The woman who Aretha Franklin became in later years could’ve been dramatized in a very interesting way. Franklin has been widely described as a tough, eccentric, demanding, and often paranoid and difficult diva who insisted on being paid up front in wads of cash and who carried her purse everywhere with her, including parking it on the piano onstage — indicating how central the issue of getting paid was for black talent even after they’d made it big.

Just look at Viola Davis’s extraordinary, insightful portrayal of another great singer, Ma Rainey, in Ma Rainey’s Black Bottom, to see how powerful it can be to represent both the ongoing damage being done to a black woman of fabulous talent and her angry, indomitable will to showcase her genius on her terms — and get paid — no matter how ugly it gets.

In contrast, the end of Respect is the most banal scene in the film. During Hudson-as-Franklin’s final tour-de-force singing of “Amazing Grace,” we’re informed in subtitles of a series of achievements, awards, and honors Aretha Franklin received later in life.
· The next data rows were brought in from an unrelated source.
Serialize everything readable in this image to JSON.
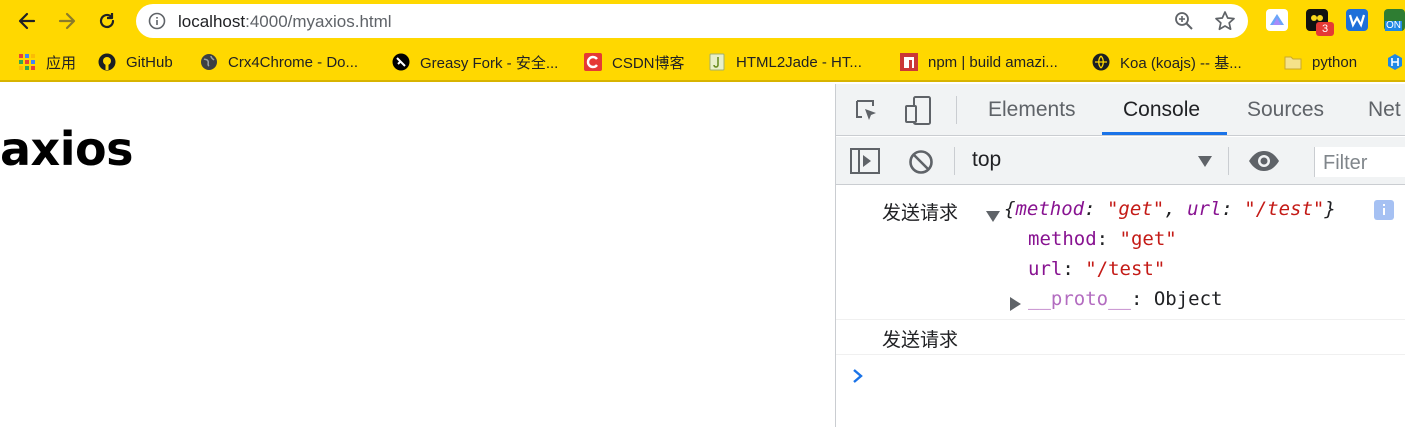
{
  "browser": {
    "url_host": "localhost",
    "url_rest": ":4000/myaxios.html",
    "extensions_badge": "3",
    "extensions_label": "ON"
  },
  "bookmarks": [
    {
      "label": "应用",
      "icon": "apps-grid-icon"
    },
    {
      "label": "GitHub",
      "icon": "github-icon"
    },
    {
      "label": "Crx4Chrome - Do...",
      "icon": "globe-icon"
    },
    {
      "label": "Greasy Fork - 安全...",
      "icon": "greasyfork-icon"
    },
    {
      "label": "CSDN博客",
      "icon": "csdn-icon"
    },
    {
      "label": "HTML2Jade - HT...",
      "icon": "html2jade-icon"
    },
    {
      "label": "npm | build amazi...",
      "icon": "npm-icon"
    },
    {
      "label": "Koa (koajs) -- 基...",
      "icon": "koa-icon"
    },
    {
      "label": "python",
      "icon": "folder-icon"
    }
  ],
  "page": {
    "heading": "axios"
  },
  "devtools": {
    "tabs": [
      "Elements",
      "Console",
      "Sources",
      "Net"
    ],
    "active_tab": "Console",
    "context": "top",
    "filter_placeholder": "Filter",
    "console": {
      "log1_label": "发送请求",
      "obj_open": "{",
      "obj_k1": "method",
      "obj_sep1": ": ",
      "obj_v1": "\"get\"",
      "obj_comma": ", ",
      "obj_k2": "url",
      "obj_sep2": ": ",
      "obj_v2": "\"/test\"",
      "obj_close": "}",
      "prop1_key": "method",
      "prop1_colon": ": ",
      "prop1_val": "\"get\"",
      "prop2_key": "url",
      "prop2_colon": ": ",
      "prop2_val": "\"/test\"",
      "proto_key": "__proto__",
      "proto_colon": ": ",
      "proto_val": "Object",
      "log2_label": "发送请求"
    },
    "colors": {
      "accent": "#1a73e8",
      "key": "#881391",
      "string": "#c41a16",
      "chrome_bg": "#ffd800"
    }
  }
}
That trite “and the rest is history” ending is remarkably like the one tacked onto the end of the atrocious Ruth Bader Ginsburg biopic, On the Basis of Sex. One size fits all when it comes to biopics, I guess.

Maybe someday, some talented filmmaker will break out of this deadening formula and make an interesting film about a brilliant talent. But this sure ain’t it.